The challenge for reformers is to recognize that enabling such providers is not just a matter of promoting “school choice,” but also of freeing up the sector to a wealth of different approaches and cultivating conditions in which problem solvers can succeed and grow. . . funding is the fuel required for innovators to thrive.
The U.S. Education Department wants to fund innovation too, Hess notes.
Over $650 million in (federal i3) funds will be awarded, and a coalition of foundations announced last week that it will offer up to half a billion dollars to match the federal grants.

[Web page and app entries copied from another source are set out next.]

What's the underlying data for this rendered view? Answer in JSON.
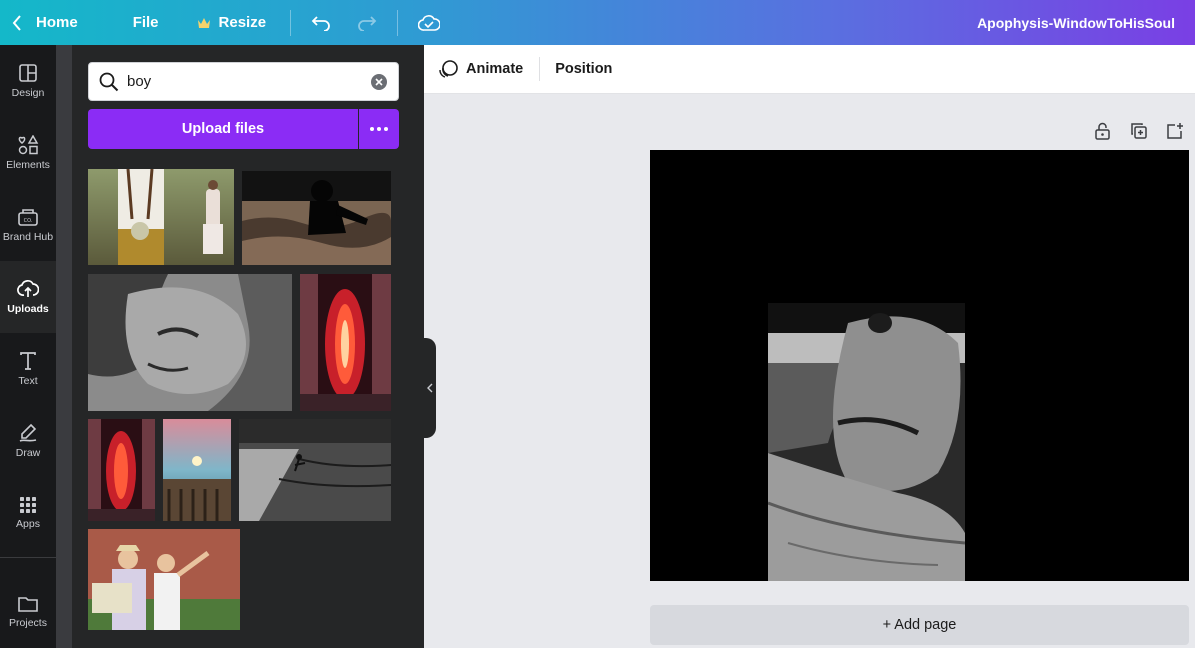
{
  "topbar": {
    "home_label": "Home",
    "file_label": "File",
    "resize_label": "Resize",
    "design_title": "Apophysis-WindowToHisSoul"
  },
  "rail": {
    "items": [
      {
        "label": "Design",
        "icon": "layout-icon"
      },
      {
        "label": "Elements",
        "icon": "shapes-icon"
      },
      {
        "label": "Brand Hub",
        "icon": "brand-icon"
      },
      {
        "label": "Uploads",
        "icon": "cloud-upload-icon"
      },
      {
        "label": "Text",
        "icon": "text-icon"
      },
      {
        "label": "Draw",
        "icon": "pen-icon"
      },
      {
        "label": "Apps",
        "icon": "grid-icon"
      },
      {
        "label": "Projects",
        "icon": "folder-icon"
      }
    ],
    "active": "Uploads"
  },
  "uploads": {
    "search_value": "boy",
    "upload_label": "Upload files"
  },
  "toolbar": {
    "animate_label": "Animate",
    "position_label": "Position"
  },
  "editor": {
    "add_page_label": "+ Add page"
  },
  "colors": {
    "accent": "#8b2cf5",
    "rail_bg": "#18191b",
    "panel_bg": "#252627"
  }
}
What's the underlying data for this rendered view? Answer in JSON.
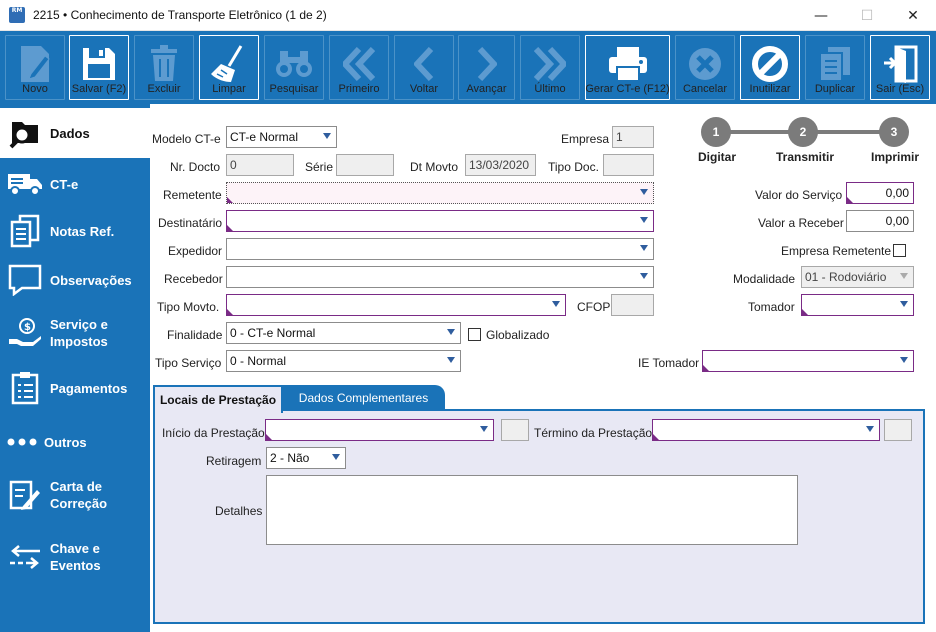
{
  "window": {
    "title": "2215 • Conhecimento de Transporte Eletrônico (1 de 2)",
    "app_icon_text": "RM"
  },
  "toolbar": {
    "novo": "Novo",
    "salvar": "Salvar (F2)",
    "excluir": "Excluir",
    "limpar": "Limpar",
    "pesquisar": "Pesquisar",
    "primeiro": "Primeiro",
    "voltar": "Voltar",
    "avancar": "Avançar",
    "ultimo": "Último",
    "gerar": "Gerar CT-e (F12)",
    "cancelar": "Cancelar",
    "inutilizar": "Inutilizar",
    "duplicar": "Duplicar",
    "sair": "Sair (Esc)"
  },
  "sidebar": {
    "dados": "Dados",
    "cte": "CT-e",
    "notas": "Notas Ref.",
    "observacoes": "Observações",
    "servico_1": "Serviço e",
    "servico_2": "Impostos",
    "pagamentos": "Pagamentos",
    "outros": "Outros",
    "carta_1": "Carta de",
    "carta_2": "Correção",
    "chave_1": "Chave e",
    "chave_2": "Eventos"
  },
  "form": {
    "modelo_label": "Modelo CT-e",
    "modelo_value": "CT-e Normal",
    "empresa_label": "Empresa",
    "empresa_value": "1",
    "nr_docto_label": "Nr. Docto",
    "nr_docto_value": "0",
    "serie_label": "Série",
    "serie_value": "",
    "dt_movto_label": "Dt Movto",
    "dt_movto_value": "13/03/2020",
    "tipo_doc_label": "Tipo Doc.",
    "tipo_doc_value": "",
    "remetente_label": "Remetente",
    "destinatario_label": "Destinatário",
    "expedidor_label": "Expedidor",
    "recebedor_label": "Recebedor",
    "tipo_movto_label": "Tipo Movto.",
    "cfop_label": "CFOP",
    "finalidade_label": "Finalidade",
    "finalidade_value": "0 - CT-e Normal",
    "globalizado_label": "Globalizado",
    "tipo_servico_label": "Tipo Serviço",
    "tipo_servico_value": "0 - Normal",
    "valor_servico_label": "Valor do Serviço",
    "valor_servico_value": "0,00",
    "valor_receber_label": "Valor a Receber",
    "valor_receber_value": "0,00",
    "empresa_remetente_label": "Empresa Remetente",
    "modalidade_label": "Modalidade",
    "modalidade_value": "01 - Rodoviário",
    "tomador_label": "Tomador",
    "ie_tomador_label": "IE Tomador"
  },
  "steps": {
    "s1_num": "1",
    "s1": "Digitar",
    "s2_num": "2",
    "s2": "Transmitir",
    "s3_num": "3",
    "s3": "Imprimir"
  },
  "tabs": {
    "locais": "Locais de Prestação",
    "dados_compl": "Dados Complementares"
  },
  "locais": {
    "inicio_label": "Início da Prestação",
    "termino_label": "Término da Prestação",
    "retiragem_label": "Retiragem",
    "retiragem_value": "2 - Não",
    "detalhes_label": "Detalhes"
  },
  "colors": {
    "primary": "#1a73b8",
    "required": "#7a2b86",
    "step": "#7b7b7b"
  }
}
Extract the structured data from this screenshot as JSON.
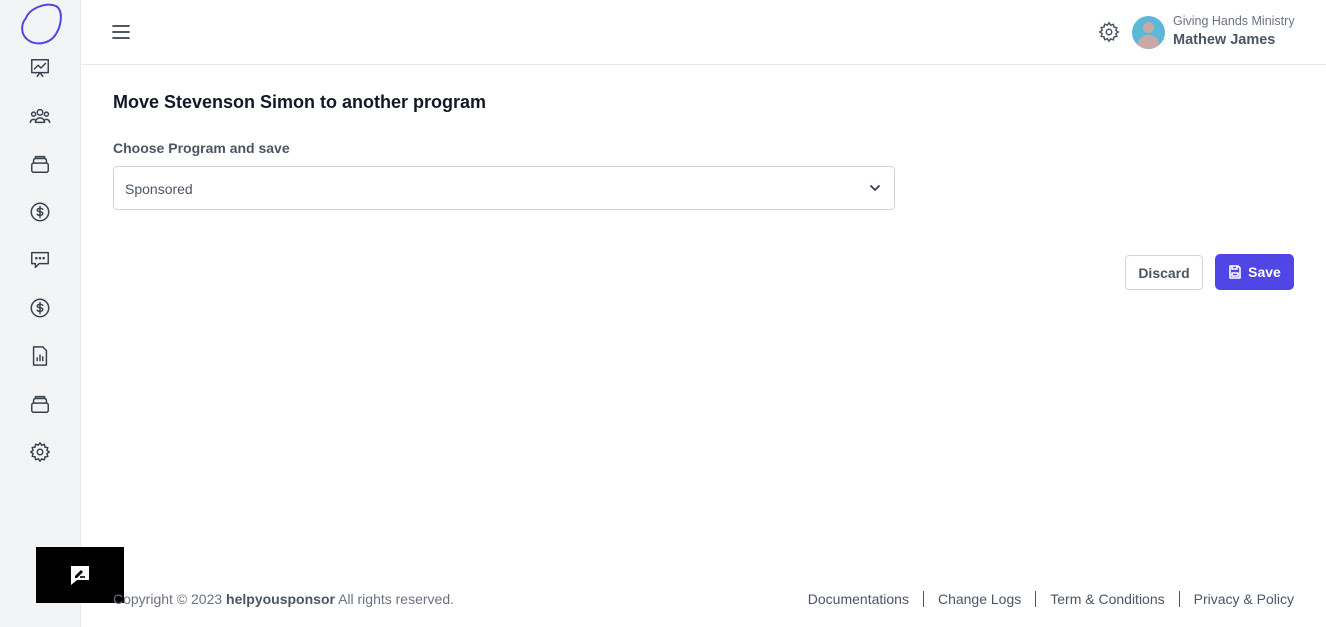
{
  "sidebar": {
    "items": [
      {
        "icon": "trending-chart-icon"
      },
      {
        "icon": "users-group-icon"
      },
      {
        "icon": "layers-icon"
      },
      {
        "icon": "dollar-icon"
      },
      {
        "icon": "chat-bubble-icon"
      },
      {
        "icon": "dollar-icon"
      },
      {
        "icon": "report-document-icon"
      },
      {
        "icon": "layers-icon"
      },
      {
        "icon": "settings-gear-icon"
      }
    ]
  },
  "header": {
    "org_name": "Giving Hands Ministry",
    "user_name": "Mathew James"
  },
  "main": {
    "title": "Move Stevenson Simon to another program",
    "field_label": "Choose Program and save",
    "select_value": "Sponsored",
    "discard_label": "Discard",
    "save_label": "Save",
    "accent_color": "#4f46e5"
  },
  "footer": {
    "copyright_prefix": "Copyright © 2023 ",
    "brand": "helpyousponsor",
    "copyright_suffix": " All rights reserved.",
    "links": [
      "Documentations",
      "Change Logs",
      "Term & Conditions",
      "Privacy & Policy"
    ]
  }
}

. . . Remember, the i3 investment probably amounts to a third or more of school reform investment in the U.S. this year, and the follow-up $500 million will increase its impact even more. This could be a substantial boon to innovation and a spur for new providers to take evaluation and scale far more seriously, or it could result in cementing the status of popular outfits that know how to write grants, land influential consultants, and afford high-priced evaluation.
Ed Week has more on the foundations’ partnership with the feds.

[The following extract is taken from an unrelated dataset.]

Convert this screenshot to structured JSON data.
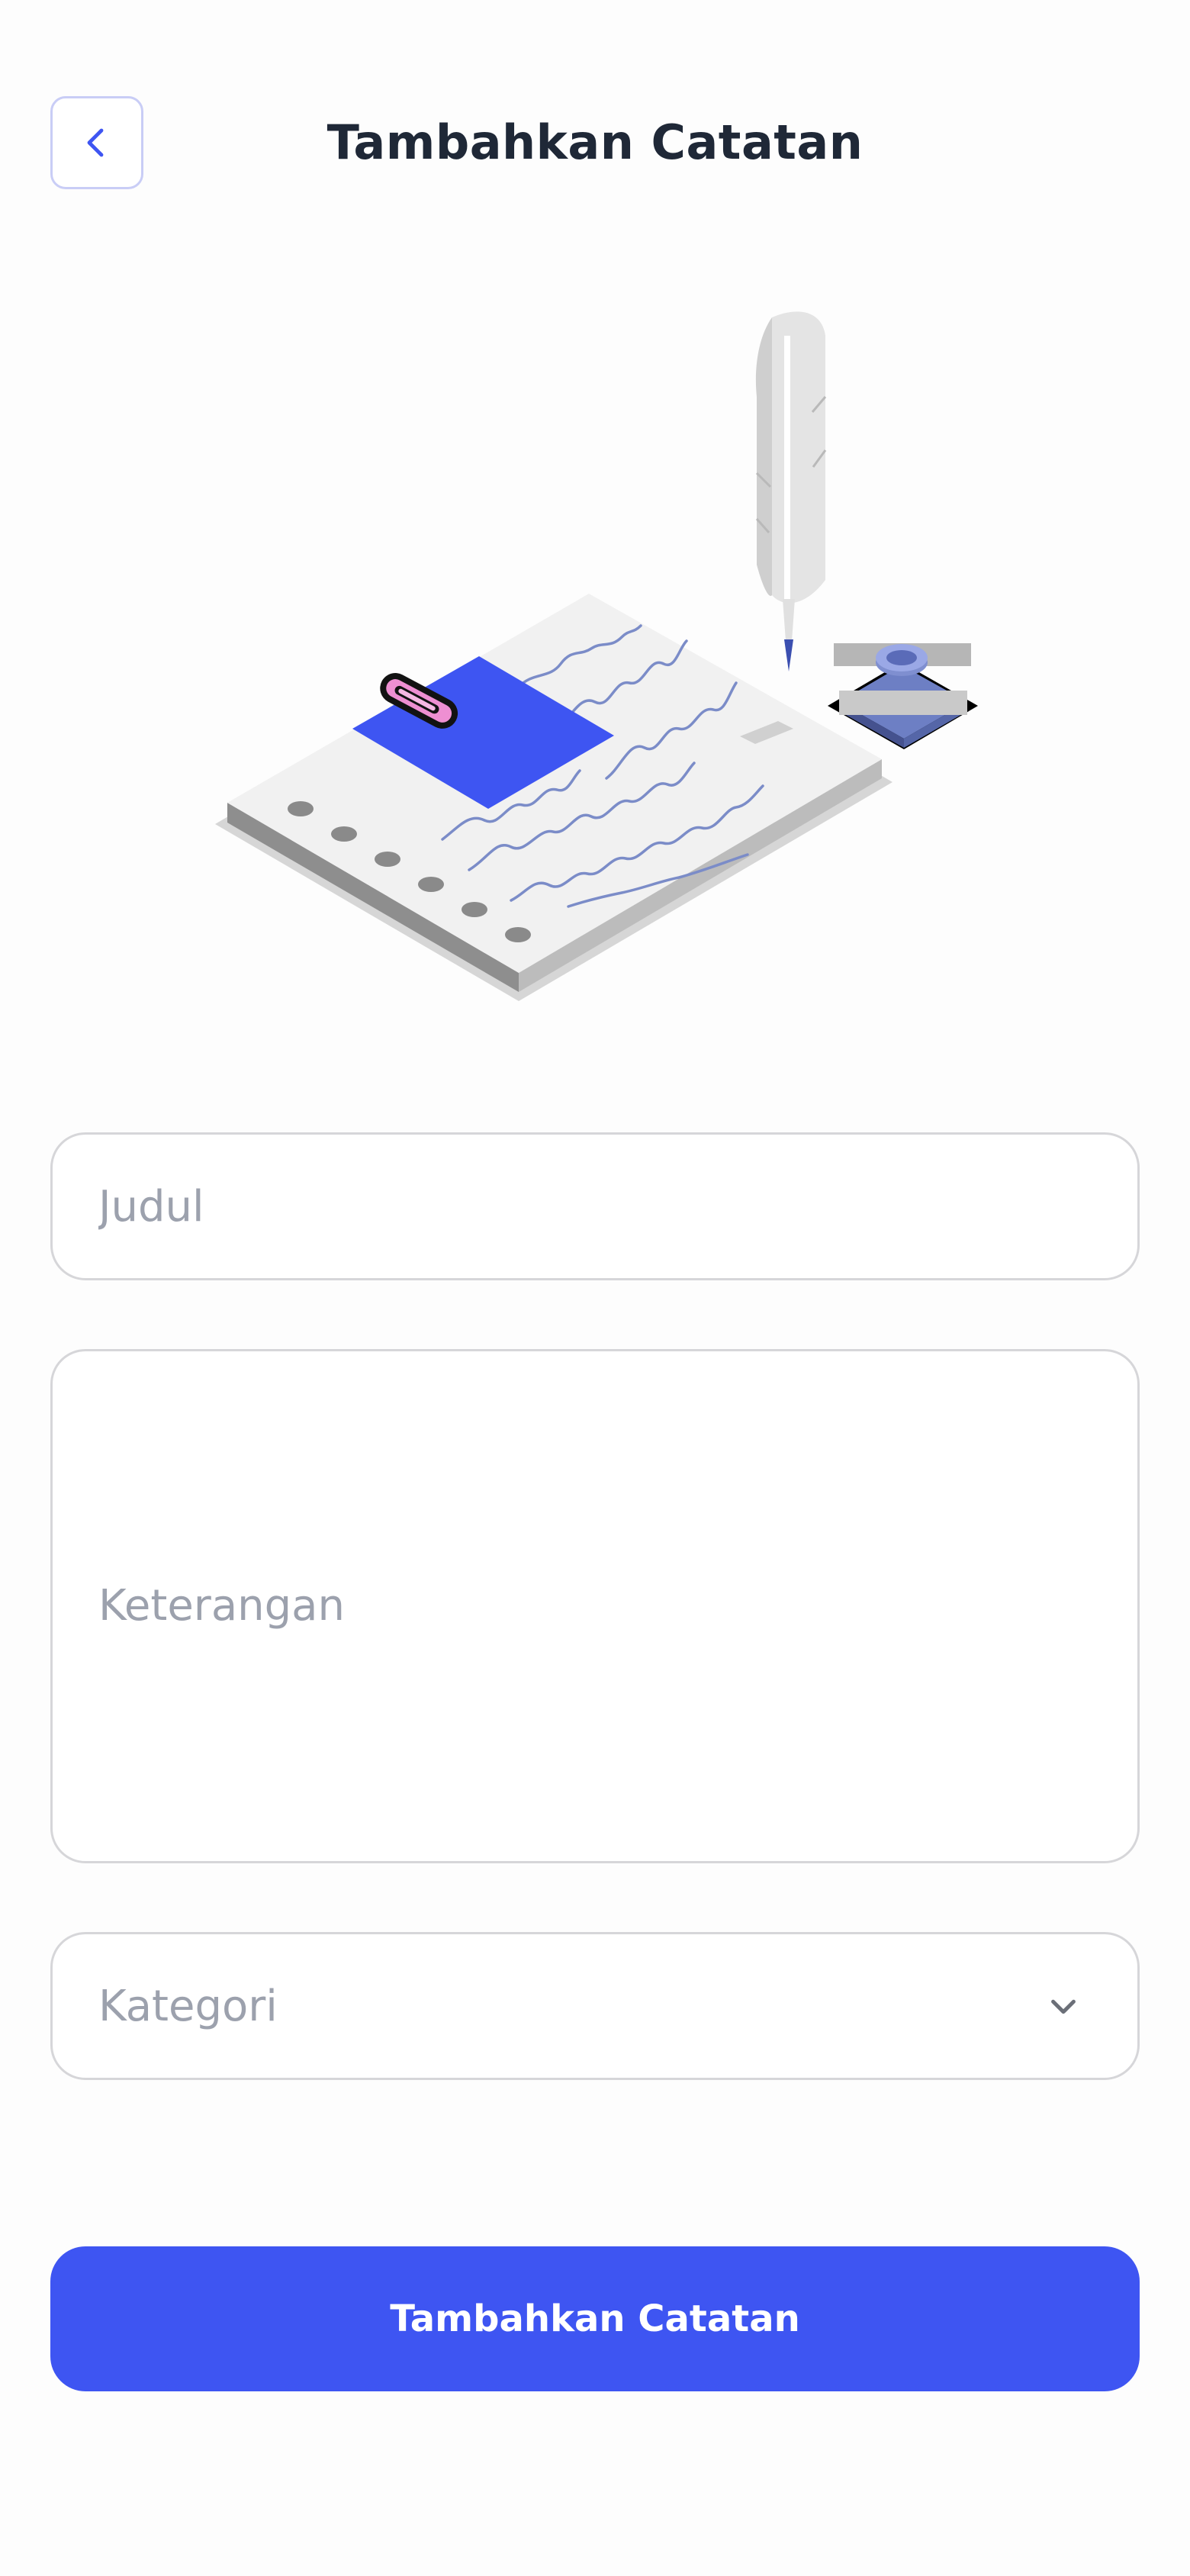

This Week in Education offers this cartoon, adapted from The New Yorker..
For Secretary of Education Arne Duncan, innovation seems to mean grabbing the lessons from schools with records of high performance and grafting them on to problem schools. Finding “what works,” adopting it, spreading it around. Why not call that what it is: replication?
But what works in one place may not work everywhere, Johnson writes. Schools and teachers need the freedom to try new things that might not work out as planned. True innovation won’t be “evidence-based.” And it won’t be easy.

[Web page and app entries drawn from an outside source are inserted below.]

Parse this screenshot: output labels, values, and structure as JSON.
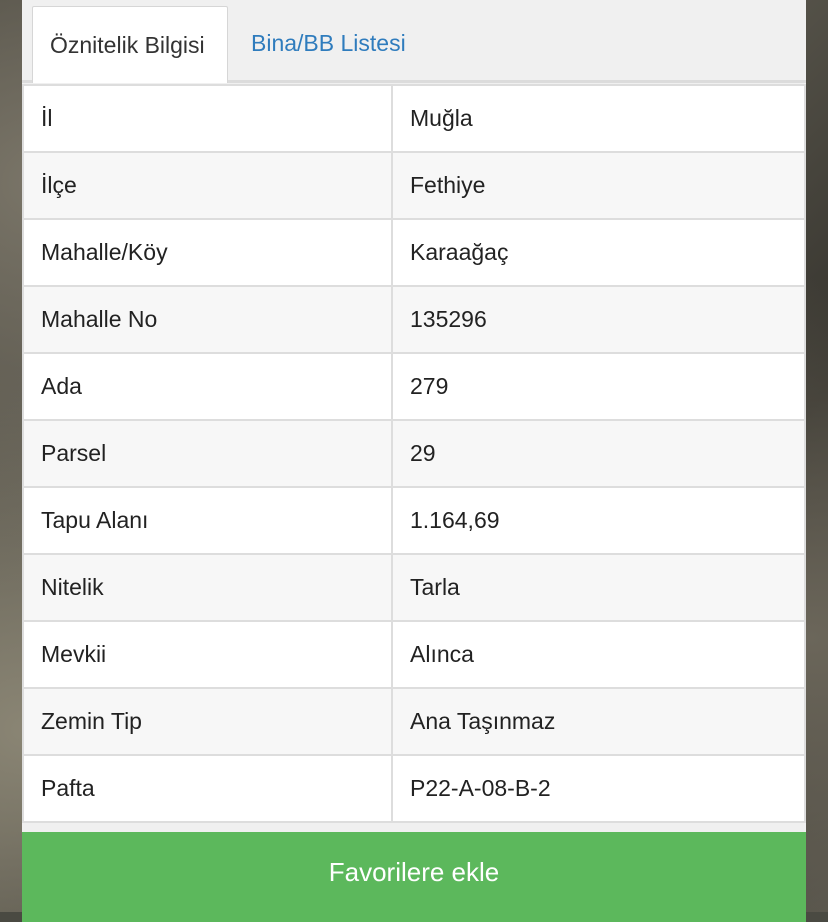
{
  "tabs": [
    {
      "label": "Öznitelik Bilgisi",
      "active": true
    },
    {
      "label": "Bina/BB Listesi",
      "active": false
    }
  ],
  "rows": [
    {
      "key": "İl",
      "value": "Muğla"
    },
    {
      "key": "İlçe",
      "value": "Fethiye"
    },
    {
      "key": "Mahalle/Köy",
      "value": "Karaağaç"
    },
    {
      "key": "Mahalle No",
      "value": "135296"
    },
    {
      "key": "Ada",
      "value": "279"
    },
    {
      "key": "Parsel",
      "value": "29"
    },
    {
      "key": "Tapu Alanı",
      "value": "1.164,69"
    },
    {
      "key": "Nitelik",
      "value": "Tarla"
    },
    {
      "key": "Mevkii",
      "value": "Alınca"
    },
    {
      "key": "Zemin Tip",
      "value": "Ana Taşınmaz"
    },
    {
      "key": "Pafta",
      "value": "P22-A-08-B-2"
    }
  ],
  "actions": {
    "favorite_label": "Favorilere ekle"
  },
  "colors": {
    "accent_green": "#5cb85c",
    "link_blue": "#2f7cbd"
  }
}
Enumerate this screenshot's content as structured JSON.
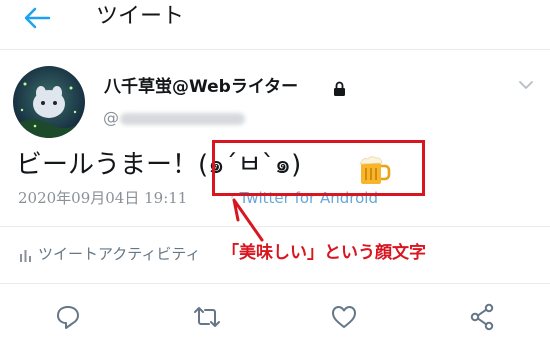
{
  "header": {
    "title": "ツイート",
    "back_icon": "arrow-left-icon"
  },
  "tweet": {
    "display_name": "八千草蛍@Webライター",
    "handle_visible": "@",
    "protected_icon": "lock-icon",
    "text": "ビールうまー！(๑´ㅂ`๑)",
    "emoji": "beer-mug",
    "timestamp": "2020年09月04日 19:11",
    "via": "· Twitter for Android",
    "activity_label": "ツイートアクティビティ"
  },
  "annotation": {
    "label": "「美味しい」という顔文字",
    "color": "#d9161f"
  },
  "actions": [
    {
      "icon": "reply-icon"
    },
    {
      "icon": "retweet-icon"
    },
    {
      "icon": "like-icon"
    },
    {
      "icon": "share-icon"
    }
  ],
  "colors": {
    "accent": "#1da1f2",
    "muted": "#8a9199",
    "link": "#6aa7d6"
  }
}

(Harvard Professor Clayton) Christensen’s career rests on his distinction between “sustaining” innovation — the constant improvements that successful enterprises make in their products or services — and “disruptive” innovation in which a new and different product or business model bursts through from a competitor the established firm cannot emulate.
This highlights a critical problem with ‘innovation’. These disruptive innovations, the truly new models, are never high-quality at first. They appeal just to people not being served well by the mainstream offerings.
“Most people aren’t ready for radical change,” Johnson writes.
We need some true innovators, but we also need replicators who will build on successful school models.
Iowa’s charter schools are run by school districts. It turns out they’re not very innovative, reports the Des Moines Register. In essence, the state collected federal charter funding for a handful of magnet schools with no autonomy or ability to challenge the status quo.
Iowa schools, once rated the best in the nation, are slipping in national rankings.
In North Carolina, a top-scoring charter school that uses Direct Instruction wonders why the state seems uninterested in learning about their methods.
(Founder Baker) Mitchell said he feels the state is not really looking at the good things his school is doing, and he doesn’t know whether regular public schools are learning anything from the charter school.
Indeed, the state doesn’t keep track of innovations at charter schools and how they influence the public school system, said Jean Kruft , a consultant with the N.C. Office of Charter Schools.
Illinois will double the number of charter schools, including charters for five schools specializing in drop-outs.
Update: Rep. Marcia Fudge, D-Ohio, spoke at the House Education and Labor Committee hearing on charter schools, reports Edspresso:
“I’m from the state of Ohio, so I think I look at things a little differently because most of our charter schools are not public charter schools. So, you may hear me coming from a very different vantage point.”
Of course, charters are public schools by definition. Fudge’s flub wasn’t the only one at the charter hearings.